*** Opening of INFORMATION GIVEN ***

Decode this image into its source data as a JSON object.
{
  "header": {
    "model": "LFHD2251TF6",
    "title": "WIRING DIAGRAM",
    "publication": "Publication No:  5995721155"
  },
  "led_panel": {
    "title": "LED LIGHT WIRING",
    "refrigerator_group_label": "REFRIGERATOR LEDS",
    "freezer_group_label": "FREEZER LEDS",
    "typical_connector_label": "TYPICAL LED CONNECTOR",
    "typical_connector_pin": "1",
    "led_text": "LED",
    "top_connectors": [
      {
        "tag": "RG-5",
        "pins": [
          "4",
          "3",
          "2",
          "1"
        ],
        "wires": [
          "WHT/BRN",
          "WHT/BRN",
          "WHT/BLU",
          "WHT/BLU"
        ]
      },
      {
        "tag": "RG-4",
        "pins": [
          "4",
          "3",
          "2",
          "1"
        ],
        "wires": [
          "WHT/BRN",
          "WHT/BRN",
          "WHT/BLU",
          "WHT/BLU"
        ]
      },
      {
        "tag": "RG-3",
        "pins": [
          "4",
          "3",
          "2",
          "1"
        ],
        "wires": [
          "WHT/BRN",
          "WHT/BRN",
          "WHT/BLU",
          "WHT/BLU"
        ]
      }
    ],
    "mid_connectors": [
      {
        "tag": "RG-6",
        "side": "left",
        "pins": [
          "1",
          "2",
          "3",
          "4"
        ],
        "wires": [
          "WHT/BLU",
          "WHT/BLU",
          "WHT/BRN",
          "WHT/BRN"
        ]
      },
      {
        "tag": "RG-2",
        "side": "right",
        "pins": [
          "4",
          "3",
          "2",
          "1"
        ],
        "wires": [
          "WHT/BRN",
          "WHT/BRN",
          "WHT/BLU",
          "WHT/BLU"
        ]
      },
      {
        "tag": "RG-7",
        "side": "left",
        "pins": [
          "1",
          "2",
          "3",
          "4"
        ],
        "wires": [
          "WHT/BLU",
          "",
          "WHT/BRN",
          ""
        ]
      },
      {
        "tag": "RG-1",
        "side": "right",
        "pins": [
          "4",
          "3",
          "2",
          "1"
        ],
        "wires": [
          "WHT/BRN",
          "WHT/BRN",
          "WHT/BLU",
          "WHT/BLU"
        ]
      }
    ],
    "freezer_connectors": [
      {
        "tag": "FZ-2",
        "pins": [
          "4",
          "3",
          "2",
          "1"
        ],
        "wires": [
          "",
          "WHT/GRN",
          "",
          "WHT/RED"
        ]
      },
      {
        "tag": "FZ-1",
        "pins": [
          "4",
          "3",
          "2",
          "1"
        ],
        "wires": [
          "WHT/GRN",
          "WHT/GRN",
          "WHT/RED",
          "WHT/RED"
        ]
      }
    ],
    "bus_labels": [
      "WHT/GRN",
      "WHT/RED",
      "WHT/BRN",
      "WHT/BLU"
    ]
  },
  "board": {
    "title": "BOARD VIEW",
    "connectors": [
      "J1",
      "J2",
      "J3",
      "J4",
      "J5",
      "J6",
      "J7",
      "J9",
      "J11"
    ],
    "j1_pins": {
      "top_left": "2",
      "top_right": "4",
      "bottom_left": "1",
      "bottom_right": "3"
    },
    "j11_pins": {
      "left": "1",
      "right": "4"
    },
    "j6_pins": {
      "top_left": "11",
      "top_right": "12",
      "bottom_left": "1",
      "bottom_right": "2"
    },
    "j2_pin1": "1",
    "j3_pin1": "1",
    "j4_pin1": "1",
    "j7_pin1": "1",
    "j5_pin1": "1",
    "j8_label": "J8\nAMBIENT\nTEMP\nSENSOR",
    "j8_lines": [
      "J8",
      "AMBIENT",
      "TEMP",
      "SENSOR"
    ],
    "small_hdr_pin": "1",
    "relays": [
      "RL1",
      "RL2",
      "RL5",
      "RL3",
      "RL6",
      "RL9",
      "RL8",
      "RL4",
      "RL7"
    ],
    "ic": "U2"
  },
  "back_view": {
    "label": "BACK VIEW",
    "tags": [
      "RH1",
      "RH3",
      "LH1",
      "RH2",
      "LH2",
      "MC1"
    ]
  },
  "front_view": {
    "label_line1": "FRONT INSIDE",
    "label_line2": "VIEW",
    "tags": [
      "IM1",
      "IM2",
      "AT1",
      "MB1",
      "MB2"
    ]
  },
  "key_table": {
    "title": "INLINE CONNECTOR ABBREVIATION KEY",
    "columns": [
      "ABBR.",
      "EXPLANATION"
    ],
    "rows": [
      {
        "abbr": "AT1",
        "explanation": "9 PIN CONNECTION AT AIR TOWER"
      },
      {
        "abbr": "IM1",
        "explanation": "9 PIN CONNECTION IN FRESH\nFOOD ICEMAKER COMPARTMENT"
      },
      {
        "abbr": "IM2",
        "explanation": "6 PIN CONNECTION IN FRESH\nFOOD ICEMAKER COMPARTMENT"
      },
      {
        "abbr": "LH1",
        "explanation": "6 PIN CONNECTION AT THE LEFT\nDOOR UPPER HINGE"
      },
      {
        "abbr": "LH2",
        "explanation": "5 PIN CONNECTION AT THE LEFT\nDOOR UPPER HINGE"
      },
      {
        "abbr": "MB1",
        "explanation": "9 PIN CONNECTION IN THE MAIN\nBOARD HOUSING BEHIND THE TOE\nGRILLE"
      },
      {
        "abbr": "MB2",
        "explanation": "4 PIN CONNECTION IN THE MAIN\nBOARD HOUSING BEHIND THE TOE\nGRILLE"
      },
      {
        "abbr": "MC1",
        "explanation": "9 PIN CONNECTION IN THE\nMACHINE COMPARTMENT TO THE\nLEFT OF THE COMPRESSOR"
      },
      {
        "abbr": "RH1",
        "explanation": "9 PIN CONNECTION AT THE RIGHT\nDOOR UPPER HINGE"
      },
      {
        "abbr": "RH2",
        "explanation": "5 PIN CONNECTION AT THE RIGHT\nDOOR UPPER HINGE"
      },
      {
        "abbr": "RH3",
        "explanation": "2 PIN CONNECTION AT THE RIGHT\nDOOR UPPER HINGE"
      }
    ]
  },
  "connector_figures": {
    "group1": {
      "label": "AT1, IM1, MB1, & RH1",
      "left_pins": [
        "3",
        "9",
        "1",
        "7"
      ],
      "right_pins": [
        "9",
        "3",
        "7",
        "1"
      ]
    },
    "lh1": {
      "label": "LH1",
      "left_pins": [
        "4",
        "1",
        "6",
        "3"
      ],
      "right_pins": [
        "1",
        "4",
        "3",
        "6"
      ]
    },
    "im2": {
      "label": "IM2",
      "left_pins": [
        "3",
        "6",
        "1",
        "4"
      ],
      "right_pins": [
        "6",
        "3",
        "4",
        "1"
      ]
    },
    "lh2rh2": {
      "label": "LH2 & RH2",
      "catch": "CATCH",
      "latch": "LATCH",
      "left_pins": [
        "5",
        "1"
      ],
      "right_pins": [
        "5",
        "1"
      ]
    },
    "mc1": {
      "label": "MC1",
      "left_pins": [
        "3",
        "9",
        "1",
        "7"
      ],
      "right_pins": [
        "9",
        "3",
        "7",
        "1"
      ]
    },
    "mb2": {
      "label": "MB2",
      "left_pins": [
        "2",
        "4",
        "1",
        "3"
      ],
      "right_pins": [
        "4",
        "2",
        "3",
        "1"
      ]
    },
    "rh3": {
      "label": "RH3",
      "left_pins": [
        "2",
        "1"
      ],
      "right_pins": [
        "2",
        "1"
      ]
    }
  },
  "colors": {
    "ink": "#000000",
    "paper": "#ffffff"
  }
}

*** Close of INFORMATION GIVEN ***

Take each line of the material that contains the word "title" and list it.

    "title": "WIRING DIAGRAM",
    "title": "LED LIGHT WIRING",
    "title": "BOARD VIEW",
    "title": "INLINE CONNECTOR ABBREVIATION KEY",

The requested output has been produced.